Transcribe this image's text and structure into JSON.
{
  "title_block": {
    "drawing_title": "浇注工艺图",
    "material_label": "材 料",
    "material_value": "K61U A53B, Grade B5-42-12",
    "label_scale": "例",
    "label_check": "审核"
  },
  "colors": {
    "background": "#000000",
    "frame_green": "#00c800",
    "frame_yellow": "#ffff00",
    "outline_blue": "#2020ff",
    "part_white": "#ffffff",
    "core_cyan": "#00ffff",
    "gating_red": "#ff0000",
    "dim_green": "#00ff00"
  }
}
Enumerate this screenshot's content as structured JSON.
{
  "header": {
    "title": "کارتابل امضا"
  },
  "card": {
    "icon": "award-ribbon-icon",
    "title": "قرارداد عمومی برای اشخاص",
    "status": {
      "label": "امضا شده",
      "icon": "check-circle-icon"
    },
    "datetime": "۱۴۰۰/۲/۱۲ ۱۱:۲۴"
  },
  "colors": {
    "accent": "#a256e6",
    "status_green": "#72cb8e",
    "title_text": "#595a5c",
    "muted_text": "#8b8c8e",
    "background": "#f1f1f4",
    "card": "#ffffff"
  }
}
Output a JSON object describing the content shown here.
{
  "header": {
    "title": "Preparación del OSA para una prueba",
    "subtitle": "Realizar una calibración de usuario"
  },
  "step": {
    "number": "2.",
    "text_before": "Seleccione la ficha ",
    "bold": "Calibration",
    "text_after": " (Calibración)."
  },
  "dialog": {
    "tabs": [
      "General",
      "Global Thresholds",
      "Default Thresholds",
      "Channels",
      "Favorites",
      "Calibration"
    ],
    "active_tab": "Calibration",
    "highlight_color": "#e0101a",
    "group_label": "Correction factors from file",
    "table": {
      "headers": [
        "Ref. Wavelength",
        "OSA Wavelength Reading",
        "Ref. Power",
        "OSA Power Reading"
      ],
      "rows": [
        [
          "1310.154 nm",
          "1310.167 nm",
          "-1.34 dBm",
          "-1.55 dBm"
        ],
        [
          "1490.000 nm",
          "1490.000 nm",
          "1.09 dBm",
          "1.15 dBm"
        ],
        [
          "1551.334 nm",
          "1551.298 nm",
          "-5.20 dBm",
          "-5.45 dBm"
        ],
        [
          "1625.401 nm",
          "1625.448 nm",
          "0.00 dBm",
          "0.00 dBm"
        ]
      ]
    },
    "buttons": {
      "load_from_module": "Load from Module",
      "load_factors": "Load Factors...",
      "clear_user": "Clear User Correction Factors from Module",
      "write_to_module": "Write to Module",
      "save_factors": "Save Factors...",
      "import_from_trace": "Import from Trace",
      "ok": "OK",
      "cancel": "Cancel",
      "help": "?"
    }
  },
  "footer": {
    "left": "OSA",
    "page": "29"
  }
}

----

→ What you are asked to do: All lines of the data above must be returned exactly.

→ Finished exercise:
Transcribe this image's text and structure into JSON.
{
  "title_block": {
    "drawing_title": "浇注工艺图",
    "material_label": "材 料",
    "material_value": "K61U A53B, Grade B5-42-12",
    "label_scale": "例",
    "label_check": "审核"
  },
  "colors": {
    "background": "#000000",
    "frame_green": "#00c800",
    "frame_yellow": "#ffff00",
    "outline_blue": "#2020ff",
    "part_white": "#ffffff",
    "core_cyan": "#00ffff",
    "gating_red": "#ff0000",
    "dim_green": "#00ff00"
  }
}
Enumerate this screenshot's content as structured JSON.
{
  "header": {
    "title": "کارتابل امضا"
  },
  "card": {
    "icon": "award-ribbon-icon",
    "title": "قرارداد عمومی برای اشخاص",
    "status": {
      "label": "امضا شده",
      "icon": "check-circle-icon"
    },
    "datetime": "۱۴۰۰/۲/۱۲ ۱۱:۲۴"
  },
  "colors": {
    "accent": "#a256e6",
    "status_green": "#72cb8e",
    "title_text": "#595a5c",
    "muted_text": "#8b8c8e",
    "background": "#f1f1f4",
    "card": "#ffffff"
  }
}
Output a JSON object describing the content shown here.
{
  "header": {
    "title": "Preparación del OSA para una prueba",
    "subtitle": "Realizar una calibración de usuario"
  },
  "step": {
    "number": "2.",
    "text_before": "Seleccione la ficha ",
    "bold": "Calibration",
    "text_after": " (Calibración)."
  },
  "dialog": {
    "tabs": [
      "General",
      "Global Thresholds",
      "Default Thresholds",
      "Channels",
      "Favorites",
      "Calibration"
    ],
    "active_tab": "Calibration",
    "highlight_color": "#e0101a",
    "group_label": "Correction factors from file",
    "table": {
      "headers": [
        "Ref. Wavelength",
        "OSA Wavelength Reading",
        "Ref. Power",
        "OSA Power Reading"
      ],
      "rows": [
        [
          "1310.154 nm",
          "1310.167 nm",
          "-1.34 dBm",
          "-1.55 dBm"
        ],
        [
          "1490.000 nm",
          "1490.000 nm",
          "1.09 dBm",
          "1.15 dBm"
        ],
        [
          "1551.334 nm",
          "1551.298 nm",
          "-5.20 dBm",
          "-5.45 dBm"
        ],
        [
          "1625.401 nm",
          "1625.448 nm",
          "0.00 dBm",
          "0.00 dBm"
        ]
      ]
    },
    "buttons": {
      "load_from_module": "Load from Module",
      "load_factors": "Load Factors...",
      "clear_user": "Clear User Correction Factors from Module",
      "write_to_module": "Write to Module",
      "save_factors": "Save Factors...",
      "import_from_trace": "Import from Trace",
      "ok": "OK",
      "cancel": "Cancel",
      "help": "?"
    }
  },
  "footer": {
    "left": "OSA",
    "page": "29"
  }
}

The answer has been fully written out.